(director/writer: Evan Richards; cinematographer: Gareth Pritchard; editor: James Harrod; cast: Lorraine Pilkington (Ashley Branstead ), Finlay Robertson (Michael), Rose Keegan(Judith), Jake Broder (Sammy), Martin Karem (Frank), Nolan Hemmings(Jasper), Hassani Shapi (Ray); Runtime: 84; MPAA Rating: NR; producers: Rowan Athale/Evan Richards; IFC Films; 2006-UK)

“Acute, quirky and precocious indie romcom that’s set in London.”

Reviewed by Dennis Schwartz

Debut film as director for writer/director Evan Richards, former child actor, is a cute, quirky and precocious indie romcom that’s set in London. It tells an unexpected love story, that’s let down with a few awkward contrivances for its set pieces but is revived with some good acting and worthwhile life lessons dished out on dealing with bullies so they don’t ruin your life.

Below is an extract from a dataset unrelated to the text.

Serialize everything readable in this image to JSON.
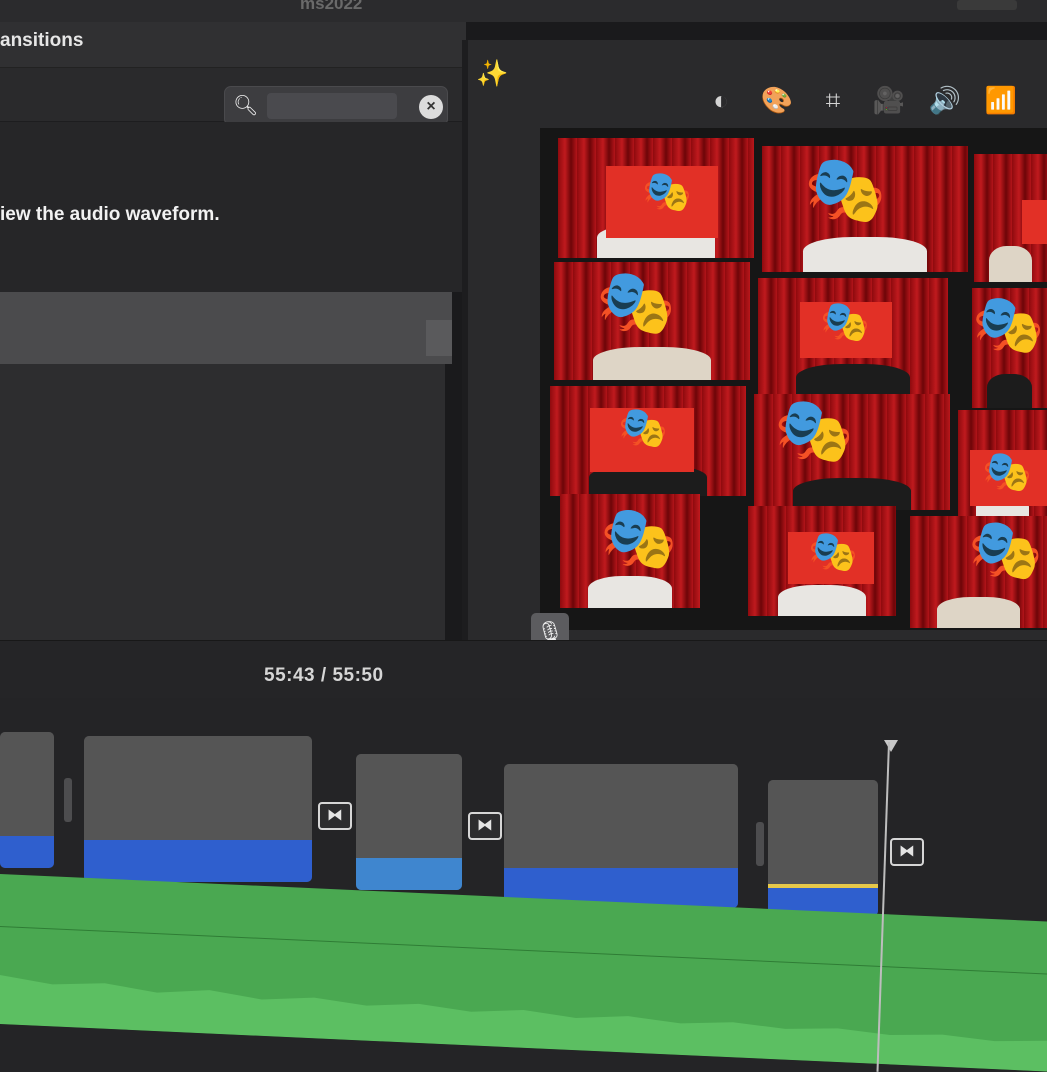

Ashley Brandstead (Lorraine Pilkington) is a struggling young musician who works in a sandwich shop to pay the bills. Her day gets off to a bad start when informed the shop is closed and while waiting at the bus stop to take the bus home, a well-dressed but creepy guy (Nolan Hemmings) speaks dirty to her and when she walks away from his sexual come-on he tosses a cup of hot coffee on her. While going to a nearby grocery store to buy paper towels to clean-up, she’s approached by regular sandwich shop customer Michael (Finlay Robertson). He tells her he’s a graphic designer and endears himself to the upset girl, and talks her into getting her head together over a cup of tea. Convincing her to trust him, Michael takes her to an expensive private boutique and buys the reluctant Ashley some designer clothes and then to a fancy restaurant for a gourmet lunch. Michael then treats Ashley to a styling at a fancy hair salon. Afterwards they go to his depressed and bitchy day-care teacher sister’s (Rose Keegan) house to give her an unappreciated designer clothing present for her birthday.

The mysterious Michael says he will try to fulfill any one request Ashley wants, and she asks him to buy a saxophone for her busker friend (Jake Broder) who recently lost his instrument. As the unexpected pleasant day draws to a close, they run into the obnoxious coffee thrower at a bar and Michael finds a way to humiliate him without any violence. At last, Michael tells her why he’s acting like an angel and his surprising revelation upsets her greatly. The climactic scene ties everything up in a pretty bow. Though enjoyable in spurts, it was a bit too gooey for my sensibilities.